>>>>>
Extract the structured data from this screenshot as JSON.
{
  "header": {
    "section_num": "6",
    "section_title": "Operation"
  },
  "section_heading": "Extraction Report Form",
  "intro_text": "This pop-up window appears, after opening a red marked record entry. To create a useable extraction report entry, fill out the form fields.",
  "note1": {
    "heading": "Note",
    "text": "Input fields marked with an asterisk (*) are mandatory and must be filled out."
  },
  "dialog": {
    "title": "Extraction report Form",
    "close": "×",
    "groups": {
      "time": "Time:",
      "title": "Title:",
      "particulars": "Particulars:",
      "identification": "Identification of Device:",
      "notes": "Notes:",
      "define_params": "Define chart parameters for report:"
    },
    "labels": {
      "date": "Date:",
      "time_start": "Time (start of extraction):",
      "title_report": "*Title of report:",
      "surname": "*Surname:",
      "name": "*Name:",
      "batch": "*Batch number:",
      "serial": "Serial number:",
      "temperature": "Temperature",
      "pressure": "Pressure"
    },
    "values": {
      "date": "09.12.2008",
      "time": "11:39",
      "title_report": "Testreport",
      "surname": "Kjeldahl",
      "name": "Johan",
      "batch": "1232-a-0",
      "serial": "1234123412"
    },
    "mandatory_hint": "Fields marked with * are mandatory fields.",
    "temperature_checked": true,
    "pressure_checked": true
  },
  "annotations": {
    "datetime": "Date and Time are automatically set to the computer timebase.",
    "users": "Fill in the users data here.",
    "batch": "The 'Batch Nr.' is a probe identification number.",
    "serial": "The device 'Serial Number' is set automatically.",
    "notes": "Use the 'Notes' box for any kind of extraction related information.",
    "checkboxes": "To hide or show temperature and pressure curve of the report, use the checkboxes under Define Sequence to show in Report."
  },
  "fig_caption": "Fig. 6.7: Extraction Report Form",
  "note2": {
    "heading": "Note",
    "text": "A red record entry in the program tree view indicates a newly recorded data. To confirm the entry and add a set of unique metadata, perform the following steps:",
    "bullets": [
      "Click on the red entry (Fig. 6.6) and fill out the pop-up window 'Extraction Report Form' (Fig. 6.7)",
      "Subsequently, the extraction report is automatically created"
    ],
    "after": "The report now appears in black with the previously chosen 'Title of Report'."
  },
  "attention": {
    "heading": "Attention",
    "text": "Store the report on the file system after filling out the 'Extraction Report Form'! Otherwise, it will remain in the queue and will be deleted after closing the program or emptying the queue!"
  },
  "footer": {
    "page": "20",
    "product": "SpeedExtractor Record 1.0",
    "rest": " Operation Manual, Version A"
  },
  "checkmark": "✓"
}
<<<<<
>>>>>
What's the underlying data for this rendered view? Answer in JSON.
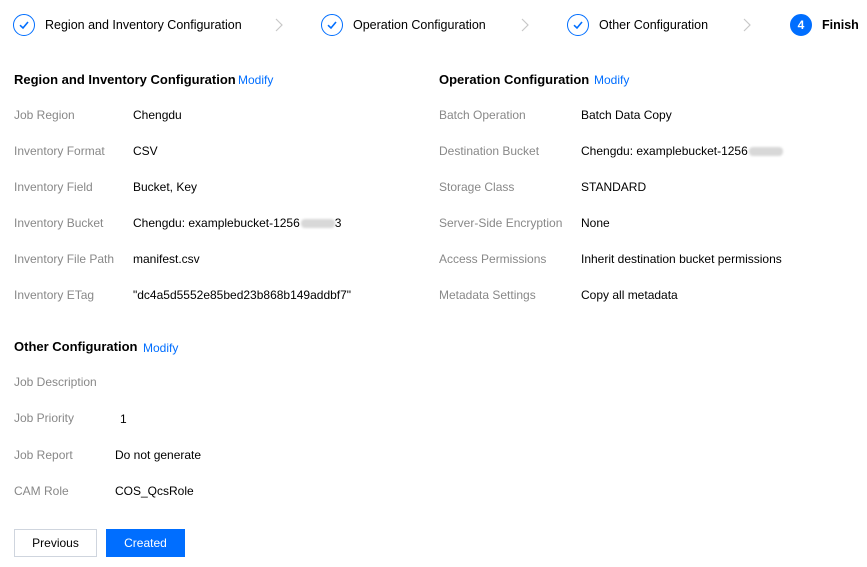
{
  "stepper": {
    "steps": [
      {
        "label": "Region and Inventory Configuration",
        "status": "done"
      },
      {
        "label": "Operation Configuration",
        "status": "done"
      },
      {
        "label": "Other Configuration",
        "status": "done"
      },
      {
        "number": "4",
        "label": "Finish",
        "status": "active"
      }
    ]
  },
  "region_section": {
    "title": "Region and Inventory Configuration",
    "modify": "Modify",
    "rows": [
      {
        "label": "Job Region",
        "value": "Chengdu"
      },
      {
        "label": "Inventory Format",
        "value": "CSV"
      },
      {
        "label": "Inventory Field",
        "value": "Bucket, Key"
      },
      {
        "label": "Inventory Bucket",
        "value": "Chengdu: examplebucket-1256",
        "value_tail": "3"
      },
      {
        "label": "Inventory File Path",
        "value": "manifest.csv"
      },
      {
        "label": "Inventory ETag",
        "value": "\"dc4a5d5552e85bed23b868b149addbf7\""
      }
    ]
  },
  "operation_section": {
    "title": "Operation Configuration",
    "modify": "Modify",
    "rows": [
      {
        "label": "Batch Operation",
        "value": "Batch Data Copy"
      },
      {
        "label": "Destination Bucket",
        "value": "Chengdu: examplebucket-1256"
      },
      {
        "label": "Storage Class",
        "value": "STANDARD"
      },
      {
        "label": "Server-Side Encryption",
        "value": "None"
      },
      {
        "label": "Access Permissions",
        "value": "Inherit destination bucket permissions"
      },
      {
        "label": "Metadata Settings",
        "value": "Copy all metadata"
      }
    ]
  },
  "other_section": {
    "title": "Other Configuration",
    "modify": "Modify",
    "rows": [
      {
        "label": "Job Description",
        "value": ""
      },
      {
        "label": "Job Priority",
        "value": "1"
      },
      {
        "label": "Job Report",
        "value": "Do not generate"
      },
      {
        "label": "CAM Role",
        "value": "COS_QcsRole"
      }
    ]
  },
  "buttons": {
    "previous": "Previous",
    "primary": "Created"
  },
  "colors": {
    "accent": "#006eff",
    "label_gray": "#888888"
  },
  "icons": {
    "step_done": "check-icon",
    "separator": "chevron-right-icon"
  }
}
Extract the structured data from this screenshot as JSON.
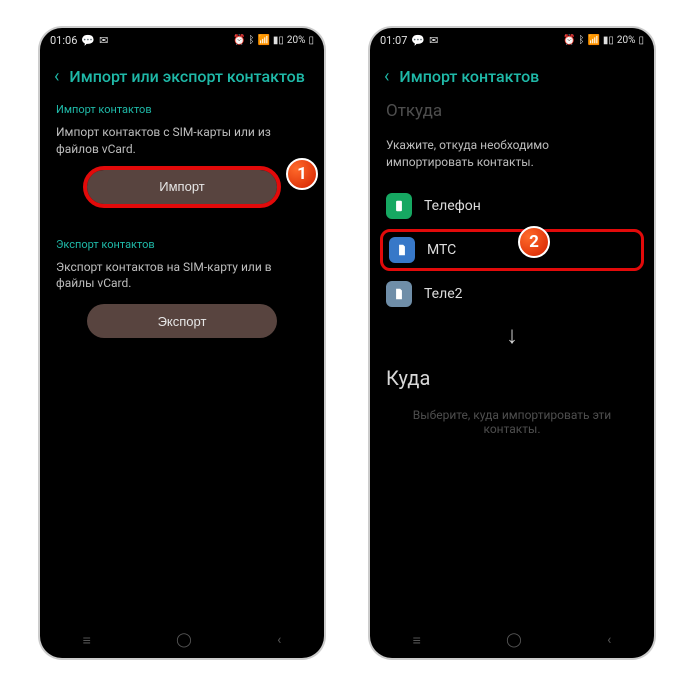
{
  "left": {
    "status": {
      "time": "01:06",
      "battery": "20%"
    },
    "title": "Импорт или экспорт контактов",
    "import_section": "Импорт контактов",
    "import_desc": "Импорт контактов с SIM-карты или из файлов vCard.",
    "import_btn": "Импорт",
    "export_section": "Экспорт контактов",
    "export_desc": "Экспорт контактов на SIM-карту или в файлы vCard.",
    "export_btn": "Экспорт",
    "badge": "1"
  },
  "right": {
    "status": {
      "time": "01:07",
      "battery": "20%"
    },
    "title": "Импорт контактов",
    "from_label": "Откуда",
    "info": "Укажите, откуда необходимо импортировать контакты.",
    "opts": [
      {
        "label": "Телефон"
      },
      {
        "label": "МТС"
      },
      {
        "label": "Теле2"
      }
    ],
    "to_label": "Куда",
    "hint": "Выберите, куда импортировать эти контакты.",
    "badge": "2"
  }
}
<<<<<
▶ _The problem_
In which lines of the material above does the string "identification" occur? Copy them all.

▶ _Expected output_
      "identification": "Identification of Device:",
    "batch": "The 'Batch Nr.' is a probe identification number.",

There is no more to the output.